_DATA SUPPLIED_.
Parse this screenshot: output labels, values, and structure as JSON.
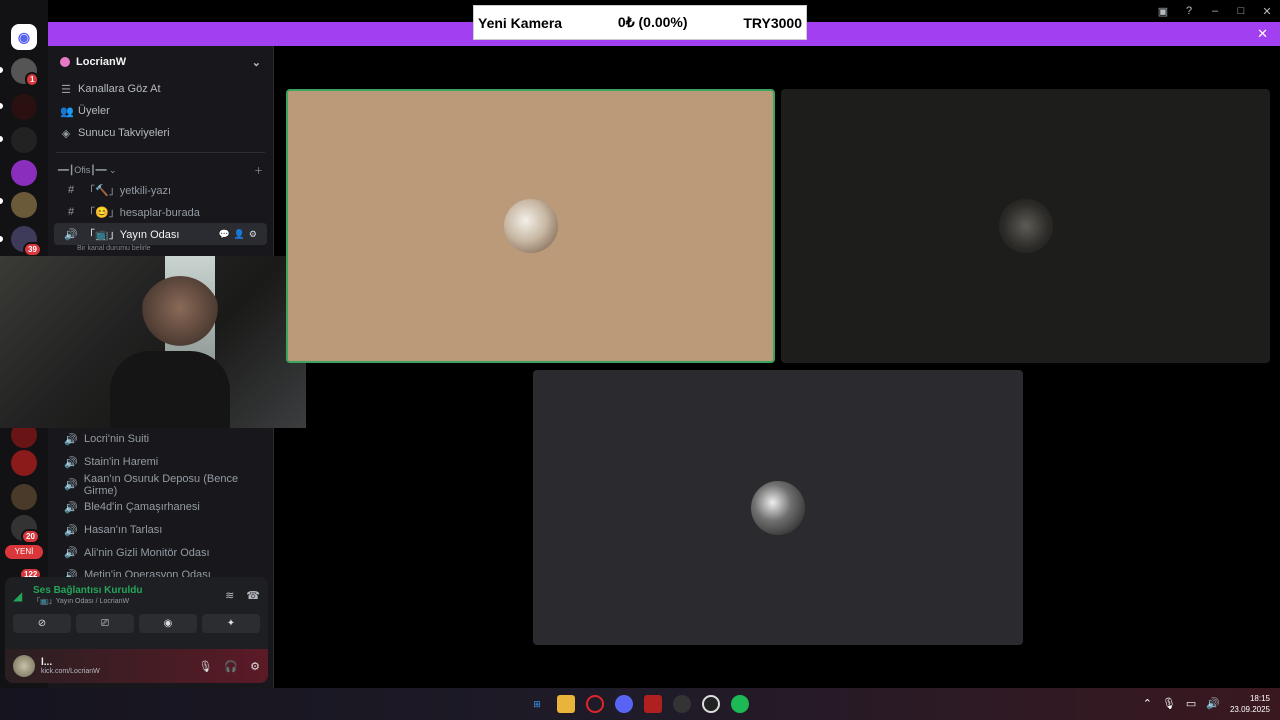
{
  "ticker": {
    "name": "Yeni Kamera",
    "change": "0₺ (0.00%)",
    "price": "TRY3000"
  },
  "rail": {
    "badges": [
      "1",
      "39",
      "20",
      "122"
    ],
    "new_label": "YENİ"
  },
  "guild": {
    "name": "LocrianW"
  },
  "nav": [
    {
      "label": "Kanallara Göz At",
      "icon": "browse-channels-icon"
    },
    {
      "label": "Üyeler",
      "icon": "members-icon"
    },
    {
      "label": "Sunucu Takviyeleri",
      "icon": "boost-icon"
    }
  ],
  "category": {
    "label": "━━┃Ofis┃━━"
  },
  "text_channels": [
    {
      "label": "「🔨」yetkili-yazı"
    },
    {
      "label": "「😊」hesaplar-burada"
    }
  ],
  "active_channel": {
    "label": "「📺」Yayın Odası",
    "status": "Bir kanal durumu belirle"
  },
  "voice_channels": [
    "Locri'nin Suiti",
    "Stain'in Haremi",
    "Kaan'ın Osuruk Deposu (Bence Girme)",
    "Ble4d'in Çamaşırhanesi",
    "Hasan'ın Tarlası",
    "Ali'nin Gizli Monitör Odası",
    "Metin'in Operasyon Odası"
  ],
  "voice_panel": {
    "status": "Ses Bağlantısı Kuruldu",
    "location": "「📺」Yayın Odası / LocrianW"
  },
  "user": {
    "name": "l...",
    "status": "kick.com/LocrianW"
  },
  "clock": {
    "time": "18:15",
    "date": "23.09.2025"
  },
  "colors": {
    "accent": "#a23ff0",
    "speaking": "#3ba55d",
    "connected": "#23a55a"
  }
}
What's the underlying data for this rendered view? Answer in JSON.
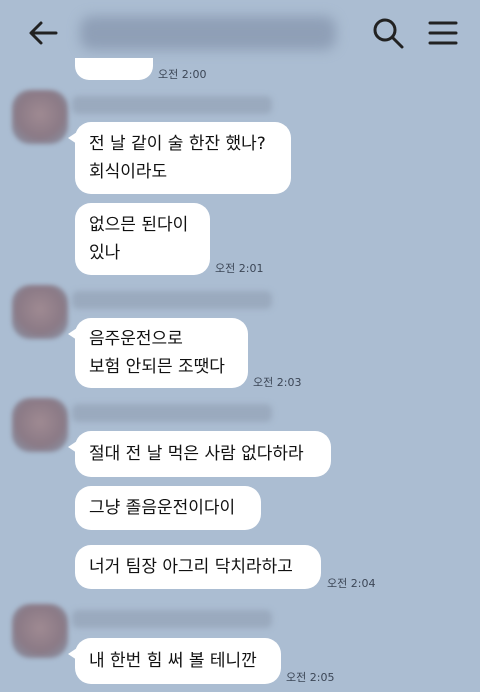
{
  "header": {
    "back_icon": "arrow-left-icon",
    "search_icon": "search-icon",
    "menu_icon": "hamburger-menu-icon"
  },
  "chat": {
    "prev_time": "오전 2:00",
    "groups": [
      {
        "messages": [
          "전 날 같이 술 한잔 했나?\n회식이라도",
          "없으믄 된다이\n있나"
        ],
        "time": "오전 2:01"
      },
      {
        "messages": [
          "음주운전으로\n보험 안되믄 조땟다"
        ],
        "time": "오전 2:03"
      },
      {
        "messages": [
          "절대 전 날 먹은 사람 없다하라",
          "그냥 졸음운전이다이",
          "너거 팀장 아그리 닥치라하고"
        ],
        "time": "오전 2:04"
      },
      {
        "messages": [
          "내 한번 힘 써 볼 테니깐"
        ],
        "time": "오전 2:05"
      }
    ]
  }
}
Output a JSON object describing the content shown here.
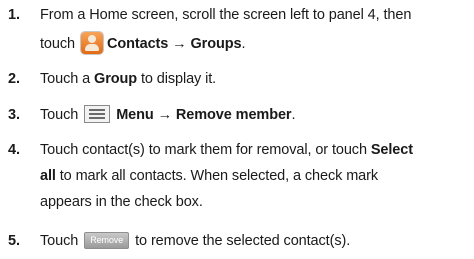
{
  "steps": [
    {
      "num": "1.",
      "lines": [
        "From a Home screen, scroll the screen left to panel 4, then",
        "touch",
        "Contacts → Groups",
        "."
      ]
    },
    {
      "num": "2.",
      "pre": "Touch a ",
      "bold": "Group",
      "post": " to display it."
    },
    {
      "num": "3.",
      "pre": "Touch",
      "bold": "Menu → Remove member",
      "post": "."
    },
    {
      "num": "4.",
      "line1_pre": "Touch contact(s) to mark them for removal, or touch ",
      "line1_bold": "Select",
      "line2_bold": "all",
      "line2_post": " to mark all contacts. When selected, a check mark",
      "line3": "appears in the check box."
    },
    {
      "num": "5.",
      "pre": "Touch",
      "button": "Remove",
      "post": "to remove the selected contact(s)."
    }
  ],
  "icons": {
    "contacts": "contacts-app-icon",
    "menu": "menu-key-icon"
  }
}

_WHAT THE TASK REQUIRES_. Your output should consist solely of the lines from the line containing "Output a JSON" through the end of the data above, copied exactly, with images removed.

_EXERCISE SOLUTION_.
Output a JSON object describing the content shown here.
{
  "steps": [
    {
      "num": "1.",
      "lines": [
        "From a Home screen, scroll the screen left to panel 4, then",
        "touch",
        "Contacts → Groups",
        "."
      ]
    },
    {
      "num": "2.",
      "pre": "Touch a ",
      "bold": "Group",
      "post": " to display it."
    },
    {
      "num": "3.",
      "pre": "Touch",
      "bold": "Menu → Remove member",
      "post": "."
    },
    {
      "num": "4.",
      "line1_pre": "Touch contact(s) to mark them for removal, or touch ",
      "line1_bold": "Select",
      "line2_bold": "all",
      "line2_post": " to mark all contacts. When selected, a check mark",
      "line3": "appears in the check box."
    },
    {
      "num": "5.",
      "pre": "Touch",
      "button": "Remove",
      "post": "to remove the selected contact(s)."
    }
  ],
  "icons": {
    "contacts": "contacts-app-icon",
    "menu": "menu-key-icon"
  }
}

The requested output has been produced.